Aim of the exercise: Your answer should be a single number: the count of lines in the listing that contain "JSON".

Listed entries:

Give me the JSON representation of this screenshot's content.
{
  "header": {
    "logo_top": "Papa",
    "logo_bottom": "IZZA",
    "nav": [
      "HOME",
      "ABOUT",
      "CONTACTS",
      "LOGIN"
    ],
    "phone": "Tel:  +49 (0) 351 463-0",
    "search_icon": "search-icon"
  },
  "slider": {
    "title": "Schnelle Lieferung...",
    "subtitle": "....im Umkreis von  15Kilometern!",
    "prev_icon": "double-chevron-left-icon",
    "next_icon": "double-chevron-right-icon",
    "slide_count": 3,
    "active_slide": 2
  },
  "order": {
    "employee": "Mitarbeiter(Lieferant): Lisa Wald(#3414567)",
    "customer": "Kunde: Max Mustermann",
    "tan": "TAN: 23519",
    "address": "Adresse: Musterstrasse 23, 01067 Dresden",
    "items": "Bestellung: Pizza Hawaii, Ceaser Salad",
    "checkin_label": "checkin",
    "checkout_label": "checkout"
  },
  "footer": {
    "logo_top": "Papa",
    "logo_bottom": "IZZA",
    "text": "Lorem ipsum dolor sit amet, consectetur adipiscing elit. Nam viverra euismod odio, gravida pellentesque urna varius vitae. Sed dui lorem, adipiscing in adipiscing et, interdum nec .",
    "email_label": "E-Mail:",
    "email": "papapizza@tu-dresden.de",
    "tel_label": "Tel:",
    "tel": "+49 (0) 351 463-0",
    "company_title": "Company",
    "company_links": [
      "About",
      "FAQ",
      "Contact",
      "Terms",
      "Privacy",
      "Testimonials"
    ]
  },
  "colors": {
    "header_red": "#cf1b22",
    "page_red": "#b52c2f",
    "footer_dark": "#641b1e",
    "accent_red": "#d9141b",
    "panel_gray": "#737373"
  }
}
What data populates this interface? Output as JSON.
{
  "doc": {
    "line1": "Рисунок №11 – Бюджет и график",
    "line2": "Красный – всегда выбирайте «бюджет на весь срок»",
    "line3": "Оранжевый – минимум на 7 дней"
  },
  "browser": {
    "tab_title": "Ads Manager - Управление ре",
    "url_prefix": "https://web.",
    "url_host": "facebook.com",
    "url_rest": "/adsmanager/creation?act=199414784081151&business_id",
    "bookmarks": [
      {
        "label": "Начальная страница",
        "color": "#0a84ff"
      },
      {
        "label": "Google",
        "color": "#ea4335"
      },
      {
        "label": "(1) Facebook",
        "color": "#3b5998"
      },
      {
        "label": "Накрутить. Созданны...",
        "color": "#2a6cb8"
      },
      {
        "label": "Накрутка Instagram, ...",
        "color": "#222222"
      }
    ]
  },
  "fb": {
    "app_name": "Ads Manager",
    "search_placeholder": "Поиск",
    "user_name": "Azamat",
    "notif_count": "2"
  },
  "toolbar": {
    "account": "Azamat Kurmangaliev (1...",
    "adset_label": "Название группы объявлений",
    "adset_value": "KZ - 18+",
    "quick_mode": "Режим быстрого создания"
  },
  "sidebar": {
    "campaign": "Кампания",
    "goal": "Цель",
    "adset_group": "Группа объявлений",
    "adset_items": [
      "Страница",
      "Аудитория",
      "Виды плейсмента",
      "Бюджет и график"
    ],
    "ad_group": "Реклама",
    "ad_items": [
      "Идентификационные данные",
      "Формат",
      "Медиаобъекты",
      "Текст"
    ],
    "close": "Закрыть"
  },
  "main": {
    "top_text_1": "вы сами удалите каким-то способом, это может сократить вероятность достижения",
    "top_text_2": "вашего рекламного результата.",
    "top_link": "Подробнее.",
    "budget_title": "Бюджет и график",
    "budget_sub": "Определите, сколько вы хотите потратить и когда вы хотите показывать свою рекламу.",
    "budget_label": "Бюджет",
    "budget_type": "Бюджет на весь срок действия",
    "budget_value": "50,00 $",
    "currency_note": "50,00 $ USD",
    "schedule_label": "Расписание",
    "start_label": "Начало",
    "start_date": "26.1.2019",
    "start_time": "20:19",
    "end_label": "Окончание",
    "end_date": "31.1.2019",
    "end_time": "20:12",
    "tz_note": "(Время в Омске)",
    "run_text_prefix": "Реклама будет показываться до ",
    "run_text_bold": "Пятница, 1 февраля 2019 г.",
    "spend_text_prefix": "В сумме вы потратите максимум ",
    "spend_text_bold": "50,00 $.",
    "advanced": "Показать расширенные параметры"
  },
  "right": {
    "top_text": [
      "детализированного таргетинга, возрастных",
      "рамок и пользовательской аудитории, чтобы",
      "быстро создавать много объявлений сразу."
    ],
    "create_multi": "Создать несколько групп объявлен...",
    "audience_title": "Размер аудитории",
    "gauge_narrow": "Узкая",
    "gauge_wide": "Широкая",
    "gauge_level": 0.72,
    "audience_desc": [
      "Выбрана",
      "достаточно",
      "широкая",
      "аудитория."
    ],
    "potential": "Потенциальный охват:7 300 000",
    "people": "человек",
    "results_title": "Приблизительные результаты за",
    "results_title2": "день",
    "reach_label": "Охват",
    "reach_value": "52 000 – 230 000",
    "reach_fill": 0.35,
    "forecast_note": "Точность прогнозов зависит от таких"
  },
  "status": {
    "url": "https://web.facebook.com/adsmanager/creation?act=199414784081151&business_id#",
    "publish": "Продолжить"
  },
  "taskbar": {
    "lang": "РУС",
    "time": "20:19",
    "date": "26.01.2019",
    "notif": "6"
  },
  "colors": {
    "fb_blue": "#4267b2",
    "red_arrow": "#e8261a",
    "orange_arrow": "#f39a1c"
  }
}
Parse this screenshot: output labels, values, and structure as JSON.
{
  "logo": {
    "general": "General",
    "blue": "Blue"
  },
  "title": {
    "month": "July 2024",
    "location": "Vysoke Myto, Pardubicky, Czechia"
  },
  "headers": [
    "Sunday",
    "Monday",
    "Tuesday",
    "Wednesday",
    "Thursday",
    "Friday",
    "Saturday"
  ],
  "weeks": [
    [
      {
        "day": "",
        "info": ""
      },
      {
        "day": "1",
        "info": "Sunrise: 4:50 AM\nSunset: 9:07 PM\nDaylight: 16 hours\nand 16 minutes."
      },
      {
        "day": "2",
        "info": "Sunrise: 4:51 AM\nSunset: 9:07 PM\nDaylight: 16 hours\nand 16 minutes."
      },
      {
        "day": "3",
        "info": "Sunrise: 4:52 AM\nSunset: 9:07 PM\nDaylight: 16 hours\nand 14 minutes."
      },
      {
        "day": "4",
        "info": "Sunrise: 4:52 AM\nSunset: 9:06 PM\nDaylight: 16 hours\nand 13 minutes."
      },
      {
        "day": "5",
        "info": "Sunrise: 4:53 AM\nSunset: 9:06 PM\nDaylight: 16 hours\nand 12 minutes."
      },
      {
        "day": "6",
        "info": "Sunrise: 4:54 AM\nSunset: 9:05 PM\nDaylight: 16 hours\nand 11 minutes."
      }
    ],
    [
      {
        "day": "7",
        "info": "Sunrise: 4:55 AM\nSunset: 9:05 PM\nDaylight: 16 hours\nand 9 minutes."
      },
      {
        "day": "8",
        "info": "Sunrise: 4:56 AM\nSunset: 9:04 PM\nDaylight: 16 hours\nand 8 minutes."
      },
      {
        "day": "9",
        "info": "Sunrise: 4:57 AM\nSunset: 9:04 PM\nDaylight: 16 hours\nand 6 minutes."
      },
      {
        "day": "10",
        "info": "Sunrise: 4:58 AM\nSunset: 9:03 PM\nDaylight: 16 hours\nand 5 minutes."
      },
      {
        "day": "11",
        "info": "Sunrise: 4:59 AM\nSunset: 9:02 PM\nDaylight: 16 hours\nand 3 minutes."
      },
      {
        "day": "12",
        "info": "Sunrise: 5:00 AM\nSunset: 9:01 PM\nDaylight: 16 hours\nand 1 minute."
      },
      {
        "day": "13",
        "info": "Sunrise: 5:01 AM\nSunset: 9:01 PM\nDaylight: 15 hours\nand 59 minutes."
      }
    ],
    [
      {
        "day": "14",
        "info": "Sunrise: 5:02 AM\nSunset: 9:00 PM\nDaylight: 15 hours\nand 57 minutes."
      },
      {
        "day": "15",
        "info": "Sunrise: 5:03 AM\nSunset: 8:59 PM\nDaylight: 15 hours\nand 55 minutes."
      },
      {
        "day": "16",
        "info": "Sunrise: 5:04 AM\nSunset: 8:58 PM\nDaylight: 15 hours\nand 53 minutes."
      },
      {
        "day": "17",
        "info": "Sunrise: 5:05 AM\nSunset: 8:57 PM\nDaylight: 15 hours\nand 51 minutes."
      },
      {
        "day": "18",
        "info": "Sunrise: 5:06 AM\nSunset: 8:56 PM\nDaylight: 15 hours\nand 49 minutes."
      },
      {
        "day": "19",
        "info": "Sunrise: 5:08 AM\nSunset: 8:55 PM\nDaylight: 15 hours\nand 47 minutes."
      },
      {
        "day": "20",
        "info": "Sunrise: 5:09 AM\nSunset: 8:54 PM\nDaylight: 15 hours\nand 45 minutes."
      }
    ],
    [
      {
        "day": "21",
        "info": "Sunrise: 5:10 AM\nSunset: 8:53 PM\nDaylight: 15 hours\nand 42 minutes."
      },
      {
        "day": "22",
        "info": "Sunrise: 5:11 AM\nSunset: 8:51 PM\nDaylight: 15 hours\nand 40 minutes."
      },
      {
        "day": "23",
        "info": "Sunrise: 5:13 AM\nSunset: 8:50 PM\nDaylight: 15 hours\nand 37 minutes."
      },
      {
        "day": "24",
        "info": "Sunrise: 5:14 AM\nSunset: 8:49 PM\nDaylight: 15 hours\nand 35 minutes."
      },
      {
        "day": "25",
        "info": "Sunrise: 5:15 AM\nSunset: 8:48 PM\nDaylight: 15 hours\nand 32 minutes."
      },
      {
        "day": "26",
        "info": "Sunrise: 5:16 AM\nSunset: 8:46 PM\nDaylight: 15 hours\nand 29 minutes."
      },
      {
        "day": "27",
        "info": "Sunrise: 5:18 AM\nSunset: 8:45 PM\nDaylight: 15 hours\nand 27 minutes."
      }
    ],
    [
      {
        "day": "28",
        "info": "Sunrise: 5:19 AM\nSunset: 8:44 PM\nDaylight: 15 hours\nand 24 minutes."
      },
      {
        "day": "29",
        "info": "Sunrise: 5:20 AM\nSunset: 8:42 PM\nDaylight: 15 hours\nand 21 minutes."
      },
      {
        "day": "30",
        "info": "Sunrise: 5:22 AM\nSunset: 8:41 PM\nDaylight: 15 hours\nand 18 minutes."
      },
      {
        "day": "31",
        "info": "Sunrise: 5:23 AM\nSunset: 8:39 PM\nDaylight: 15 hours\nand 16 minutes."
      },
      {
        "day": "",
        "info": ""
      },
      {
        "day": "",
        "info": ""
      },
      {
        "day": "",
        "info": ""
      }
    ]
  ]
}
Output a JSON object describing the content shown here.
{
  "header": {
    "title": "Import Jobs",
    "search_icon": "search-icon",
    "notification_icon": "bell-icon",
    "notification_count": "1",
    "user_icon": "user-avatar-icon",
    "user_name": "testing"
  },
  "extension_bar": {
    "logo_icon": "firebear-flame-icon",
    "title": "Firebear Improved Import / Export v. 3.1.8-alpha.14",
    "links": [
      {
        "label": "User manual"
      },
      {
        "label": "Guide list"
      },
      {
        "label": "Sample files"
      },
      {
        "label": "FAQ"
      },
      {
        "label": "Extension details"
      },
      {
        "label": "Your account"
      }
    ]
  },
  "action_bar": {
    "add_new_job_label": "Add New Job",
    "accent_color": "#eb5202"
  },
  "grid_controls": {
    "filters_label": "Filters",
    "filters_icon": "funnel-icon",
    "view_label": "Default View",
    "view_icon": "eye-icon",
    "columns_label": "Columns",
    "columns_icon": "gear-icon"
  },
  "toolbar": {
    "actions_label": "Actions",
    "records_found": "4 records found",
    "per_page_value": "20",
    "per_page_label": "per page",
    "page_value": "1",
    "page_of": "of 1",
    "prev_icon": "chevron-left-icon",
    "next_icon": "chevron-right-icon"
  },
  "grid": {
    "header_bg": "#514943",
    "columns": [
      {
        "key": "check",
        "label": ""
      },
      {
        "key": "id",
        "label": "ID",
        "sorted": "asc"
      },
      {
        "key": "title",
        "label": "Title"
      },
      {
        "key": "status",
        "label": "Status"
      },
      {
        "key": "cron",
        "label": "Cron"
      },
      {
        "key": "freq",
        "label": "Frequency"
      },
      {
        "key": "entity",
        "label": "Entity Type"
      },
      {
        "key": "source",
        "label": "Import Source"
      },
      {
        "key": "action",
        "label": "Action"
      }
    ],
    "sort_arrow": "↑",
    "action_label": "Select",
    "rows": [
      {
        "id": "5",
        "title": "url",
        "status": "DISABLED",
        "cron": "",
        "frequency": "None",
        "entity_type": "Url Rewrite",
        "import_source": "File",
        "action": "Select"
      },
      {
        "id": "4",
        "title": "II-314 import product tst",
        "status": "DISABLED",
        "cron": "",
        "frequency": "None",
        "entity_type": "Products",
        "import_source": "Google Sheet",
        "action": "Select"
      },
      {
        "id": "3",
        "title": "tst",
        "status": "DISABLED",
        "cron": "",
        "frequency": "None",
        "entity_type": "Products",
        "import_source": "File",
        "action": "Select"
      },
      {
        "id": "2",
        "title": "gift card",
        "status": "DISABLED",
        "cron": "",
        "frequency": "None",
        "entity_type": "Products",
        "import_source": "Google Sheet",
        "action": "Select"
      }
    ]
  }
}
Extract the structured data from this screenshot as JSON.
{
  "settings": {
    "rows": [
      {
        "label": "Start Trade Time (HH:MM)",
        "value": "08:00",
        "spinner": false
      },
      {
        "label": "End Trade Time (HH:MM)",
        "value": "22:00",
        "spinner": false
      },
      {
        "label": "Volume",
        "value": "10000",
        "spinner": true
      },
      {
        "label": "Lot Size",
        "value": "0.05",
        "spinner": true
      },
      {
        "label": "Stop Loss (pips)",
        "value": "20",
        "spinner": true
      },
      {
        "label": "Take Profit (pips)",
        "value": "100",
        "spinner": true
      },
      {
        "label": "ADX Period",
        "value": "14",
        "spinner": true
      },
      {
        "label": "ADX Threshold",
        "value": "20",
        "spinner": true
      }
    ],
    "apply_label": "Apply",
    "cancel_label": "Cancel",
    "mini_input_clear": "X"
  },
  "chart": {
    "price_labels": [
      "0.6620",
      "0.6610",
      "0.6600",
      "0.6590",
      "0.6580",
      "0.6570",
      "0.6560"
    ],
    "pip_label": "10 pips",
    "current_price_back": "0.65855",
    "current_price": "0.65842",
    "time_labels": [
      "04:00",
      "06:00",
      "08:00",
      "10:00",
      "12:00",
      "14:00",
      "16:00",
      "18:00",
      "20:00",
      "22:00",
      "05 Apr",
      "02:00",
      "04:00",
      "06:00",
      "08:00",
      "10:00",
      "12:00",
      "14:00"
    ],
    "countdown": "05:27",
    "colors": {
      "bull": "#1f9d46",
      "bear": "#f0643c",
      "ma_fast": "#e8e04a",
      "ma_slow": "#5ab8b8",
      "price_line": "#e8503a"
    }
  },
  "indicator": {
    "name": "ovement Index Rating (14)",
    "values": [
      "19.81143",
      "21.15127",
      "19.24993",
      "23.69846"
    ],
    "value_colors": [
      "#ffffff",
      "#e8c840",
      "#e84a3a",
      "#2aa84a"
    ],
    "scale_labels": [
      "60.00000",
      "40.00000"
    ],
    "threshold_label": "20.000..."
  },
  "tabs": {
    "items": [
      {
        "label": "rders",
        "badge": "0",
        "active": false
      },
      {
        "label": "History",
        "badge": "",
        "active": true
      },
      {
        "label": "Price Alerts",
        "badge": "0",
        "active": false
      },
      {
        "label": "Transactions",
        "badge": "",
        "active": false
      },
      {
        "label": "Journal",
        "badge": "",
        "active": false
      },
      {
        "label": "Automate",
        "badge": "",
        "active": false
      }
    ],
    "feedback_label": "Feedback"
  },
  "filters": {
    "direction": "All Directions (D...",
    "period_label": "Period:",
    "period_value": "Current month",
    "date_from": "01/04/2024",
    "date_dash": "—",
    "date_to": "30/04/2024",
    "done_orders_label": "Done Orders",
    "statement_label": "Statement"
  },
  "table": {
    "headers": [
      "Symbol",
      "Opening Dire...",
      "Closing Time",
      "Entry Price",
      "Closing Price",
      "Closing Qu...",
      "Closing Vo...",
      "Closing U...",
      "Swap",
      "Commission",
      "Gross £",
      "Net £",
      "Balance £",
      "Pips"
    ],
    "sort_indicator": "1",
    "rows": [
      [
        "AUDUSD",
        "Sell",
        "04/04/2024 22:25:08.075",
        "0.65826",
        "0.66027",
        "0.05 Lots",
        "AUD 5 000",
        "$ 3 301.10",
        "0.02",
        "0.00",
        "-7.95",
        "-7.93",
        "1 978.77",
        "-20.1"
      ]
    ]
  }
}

Response box: 5